The Greeks held out against Persia
Who was a thousand times stronger than them
But who won the battle of Marathon and Thermopylae
We don’t remember much about it
We only honor the common soldier
Who ran heroically from Marathon to Athens to announce victory
And of course we know Leonidas
Belgian chocolate covered

On the other hand, the triumphant Roman generals are remembered
Some of them staged themselves with a pen soaked in ink
But the ink was dry
Not all of them ended well

I was the slave of one of them
He treated me well
I liked him 
My triumphant general was parading on his chariot
Under the triumphal arch
Acclaimed by all peoples
I would then repeat it to him by ear
“Memento mori”

But my voice carried little
Under the volume of the crowd

I saw him as a kid.
I saw him grow up.
I saw him grow old.
But not too old though
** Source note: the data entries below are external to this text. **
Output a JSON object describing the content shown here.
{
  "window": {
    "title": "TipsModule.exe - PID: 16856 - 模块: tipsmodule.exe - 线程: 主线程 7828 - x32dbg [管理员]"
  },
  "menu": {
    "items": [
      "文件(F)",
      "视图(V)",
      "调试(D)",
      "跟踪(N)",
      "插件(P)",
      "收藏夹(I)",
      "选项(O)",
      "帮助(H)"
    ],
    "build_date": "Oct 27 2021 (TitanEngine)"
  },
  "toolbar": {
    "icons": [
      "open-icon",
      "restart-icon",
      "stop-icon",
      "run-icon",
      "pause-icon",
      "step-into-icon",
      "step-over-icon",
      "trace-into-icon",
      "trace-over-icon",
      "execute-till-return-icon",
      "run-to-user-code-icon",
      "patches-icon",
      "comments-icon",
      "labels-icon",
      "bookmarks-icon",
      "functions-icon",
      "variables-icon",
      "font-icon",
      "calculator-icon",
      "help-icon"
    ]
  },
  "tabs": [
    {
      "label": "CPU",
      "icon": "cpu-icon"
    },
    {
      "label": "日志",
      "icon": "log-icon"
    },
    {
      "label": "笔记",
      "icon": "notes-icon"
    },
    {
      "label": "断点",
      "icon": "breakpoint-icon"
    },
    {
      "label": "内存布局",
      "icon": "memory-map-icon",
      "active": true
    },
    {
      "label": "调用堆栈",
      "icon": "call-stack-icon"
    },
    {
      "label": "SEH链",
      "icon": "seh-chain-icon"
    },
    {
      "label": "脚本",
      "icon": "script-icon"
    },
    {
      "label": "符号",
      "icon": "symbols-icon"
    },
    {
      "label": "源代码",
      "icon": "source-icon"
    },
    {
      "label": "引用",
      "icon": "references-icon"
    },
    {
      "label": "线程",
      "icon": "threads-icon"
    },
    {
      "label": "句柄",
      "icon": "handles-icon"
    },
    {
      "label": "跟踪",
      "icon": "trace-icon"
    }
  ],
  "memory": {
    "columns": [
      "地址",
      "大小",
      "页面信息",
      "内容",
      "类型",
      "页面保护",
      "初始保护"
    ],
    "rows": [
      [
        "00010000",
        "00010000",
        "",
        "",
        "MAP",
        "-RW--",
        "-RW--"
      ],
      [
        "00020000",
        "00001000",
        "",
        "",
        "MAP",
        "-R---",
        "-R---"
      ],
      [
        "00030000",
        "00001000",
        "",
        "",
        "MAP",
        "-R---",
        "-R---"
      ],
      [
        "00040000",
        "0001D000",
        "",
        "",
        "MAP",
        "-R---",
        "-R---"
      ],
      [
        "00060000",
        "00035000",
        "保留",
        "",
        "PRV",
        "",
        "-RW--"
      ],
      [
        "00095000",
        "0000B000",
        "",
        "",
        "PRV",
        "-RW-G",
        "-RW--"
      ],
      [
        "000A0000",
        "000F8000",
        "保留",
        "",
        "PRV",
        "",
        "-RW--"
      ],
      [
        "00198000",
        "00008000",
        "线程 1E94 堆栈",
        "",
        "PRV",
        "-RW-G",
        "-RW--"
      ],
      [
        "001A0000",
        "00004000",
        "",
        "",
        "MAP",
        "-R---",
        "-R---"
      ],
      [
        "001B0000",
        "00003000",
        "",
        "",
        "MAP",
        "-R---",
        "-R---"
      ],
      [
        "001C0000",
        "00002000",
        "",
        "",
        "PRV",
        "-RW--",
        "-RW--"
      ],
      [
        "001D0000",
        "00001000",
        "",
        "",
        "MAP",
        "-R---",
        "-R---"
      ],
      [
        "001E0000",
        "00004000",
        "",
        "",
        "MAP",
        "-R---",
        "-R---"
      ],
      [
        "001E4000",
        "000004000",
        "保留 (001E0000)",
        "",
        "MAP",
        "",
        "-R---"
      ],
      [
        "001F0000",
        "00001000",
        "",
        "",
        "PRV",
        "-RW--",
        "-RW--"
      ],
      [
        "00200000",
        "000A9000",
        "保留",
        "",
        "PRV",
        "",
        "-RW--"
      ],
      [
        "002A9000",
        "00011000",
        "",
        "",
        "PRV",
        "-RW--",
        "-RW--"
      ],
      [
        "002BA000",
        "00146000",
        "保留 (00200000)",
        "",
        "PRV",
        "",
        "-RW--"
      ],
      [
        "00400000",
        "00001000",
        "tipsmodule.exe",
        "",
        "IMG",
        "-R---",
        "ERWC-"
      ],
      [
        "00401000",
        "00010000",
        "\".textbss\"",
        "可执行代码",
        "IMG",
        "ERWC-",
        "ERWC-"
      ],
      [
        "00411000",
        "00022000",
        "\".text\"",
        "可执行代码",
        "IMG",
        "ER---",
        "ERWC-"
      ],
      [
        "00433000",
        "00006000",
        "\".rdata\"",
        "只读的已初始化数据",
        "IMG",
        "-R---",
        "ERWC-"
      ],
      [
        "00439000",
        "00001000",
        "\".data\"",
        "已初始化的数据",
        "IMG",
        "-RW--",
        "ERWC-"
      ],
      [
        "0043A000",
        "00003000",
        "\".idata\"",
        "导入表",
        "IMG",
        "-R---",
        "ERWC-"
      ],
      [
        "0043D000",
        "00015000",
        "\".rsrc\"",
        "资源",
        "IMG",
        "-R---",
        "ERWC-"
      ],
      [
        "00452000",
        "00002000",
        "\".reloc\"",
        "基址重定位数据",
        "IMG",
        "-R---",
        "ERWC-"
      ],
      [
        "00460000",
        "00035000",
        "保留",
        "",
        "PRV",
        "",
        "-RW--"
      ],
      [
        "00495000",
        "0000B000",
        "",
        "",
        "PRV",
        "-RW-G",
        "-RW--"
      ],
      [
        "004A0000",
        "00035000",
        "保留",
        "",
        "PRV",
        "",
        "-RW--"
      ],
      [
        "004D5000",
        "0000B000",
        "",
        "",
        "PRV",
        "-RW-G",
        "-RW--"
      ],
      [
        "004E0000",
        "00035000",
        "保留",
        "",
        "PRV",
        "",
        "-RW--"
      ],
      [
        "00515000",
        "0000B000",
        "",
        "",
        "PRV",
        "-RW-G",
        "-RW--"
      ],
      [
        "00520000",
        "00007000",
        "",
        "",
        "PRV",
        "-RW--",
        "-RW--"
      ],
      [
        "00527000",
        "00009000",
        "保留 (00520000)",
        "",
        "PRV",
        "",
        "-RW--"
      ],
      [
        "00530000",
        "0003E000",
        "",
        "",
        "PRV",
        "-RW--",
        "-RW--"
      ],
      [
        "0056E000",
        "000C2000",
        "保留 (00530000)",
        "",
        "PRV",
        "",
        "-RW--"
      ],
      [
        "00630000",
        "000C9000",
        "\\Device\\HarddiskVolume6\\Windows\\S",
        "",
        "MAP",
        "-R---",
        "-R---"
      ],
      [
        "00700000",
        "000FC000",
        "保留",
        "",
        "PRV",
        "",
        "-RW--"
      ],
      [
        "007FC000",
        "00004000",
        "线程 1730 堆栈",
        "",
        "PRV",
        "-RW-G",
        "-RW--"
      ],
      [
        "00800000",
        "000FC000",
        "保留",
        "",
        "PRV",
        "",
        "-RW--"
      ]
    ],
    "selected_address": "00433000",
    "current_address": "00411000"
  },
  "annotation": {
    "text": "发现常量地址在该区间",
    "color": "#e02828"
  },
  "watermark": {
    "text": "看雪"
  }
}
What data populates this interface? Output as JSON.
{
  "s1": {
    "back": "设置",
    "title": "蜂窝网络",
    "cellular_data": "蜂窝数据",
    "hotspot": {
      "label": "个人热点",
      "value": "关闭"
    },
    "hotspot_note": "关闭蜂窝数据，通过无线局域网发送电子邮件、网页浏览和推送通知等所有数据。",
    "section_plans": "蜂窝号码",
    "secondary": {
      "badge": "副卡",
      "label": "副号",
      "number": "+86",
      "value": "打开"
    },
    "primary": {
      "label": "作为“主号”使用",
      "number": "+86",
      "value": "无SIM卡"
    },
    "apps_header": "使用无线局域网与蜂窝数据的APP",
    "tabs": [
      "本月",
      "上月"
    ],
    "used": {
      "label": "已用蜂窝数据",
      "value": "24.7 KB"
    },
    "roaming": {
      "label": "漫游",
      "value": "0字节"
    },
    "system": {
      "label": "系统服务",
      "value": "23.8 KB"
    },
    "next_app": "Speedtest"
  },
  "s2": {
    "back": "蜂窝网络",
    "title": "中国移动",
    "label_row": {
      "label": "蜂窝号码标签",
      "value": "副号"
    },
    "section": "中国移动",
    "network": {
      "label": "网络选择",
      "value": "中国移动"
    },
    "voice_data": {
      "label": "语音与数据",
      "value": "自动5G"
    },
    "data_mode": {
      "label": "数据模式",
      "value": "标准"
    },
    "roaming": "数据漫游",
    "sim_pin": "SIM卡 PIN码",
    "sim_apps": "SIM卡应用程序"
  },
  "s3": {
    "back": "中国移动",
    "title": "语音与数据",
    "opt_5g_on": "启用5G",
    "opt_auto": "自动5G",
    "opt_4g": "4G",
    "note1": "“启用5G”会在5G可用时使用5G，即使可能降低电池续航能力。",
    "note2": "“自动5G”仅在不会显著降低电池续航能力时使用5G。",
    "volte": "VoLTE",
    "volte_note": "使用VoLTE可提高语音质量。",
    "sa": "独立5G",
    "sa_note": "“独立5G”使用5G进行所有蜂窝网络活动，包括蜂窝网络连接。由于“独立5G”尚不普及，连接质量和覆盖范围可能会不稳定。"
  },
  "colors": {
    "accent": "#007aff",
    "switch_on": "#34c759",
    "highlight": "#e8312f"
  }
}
He treated me well
I liked him
But he ended up listening
All those people who wore him as a hero
As if he had fought the war alone

He ended up overestimating his strengths
He died of a fall
He wanted to catch honey

He himself believed in his perfection
He forgot all the faithful soldiers
All the people
Who had made his glory

He forgot that he was a mere mortal
He forgot to listen to me.
He forgot to remain humble
He forgot that he needed the others

But it’s not completely his fault.
They all needed a hero.
They had to choose a prince
When they just needed gods
They all kept him above the clouds
They built his wings out of wax
He flew too high
Forgetting that they were imaginary

And the wax from his ears melted away
Under the sunlight

Aurianne Or

Roman triumph – Wikipedia:

In Ancient Rome, a slave would continuously whisper ‘Remember you are mortal’ in the ears of victorious generals as they were paraded through the streets after coming home, triumphant, from battle:


Aurianne Or by Aurianne Or is licensed under CC BY-NC 4.0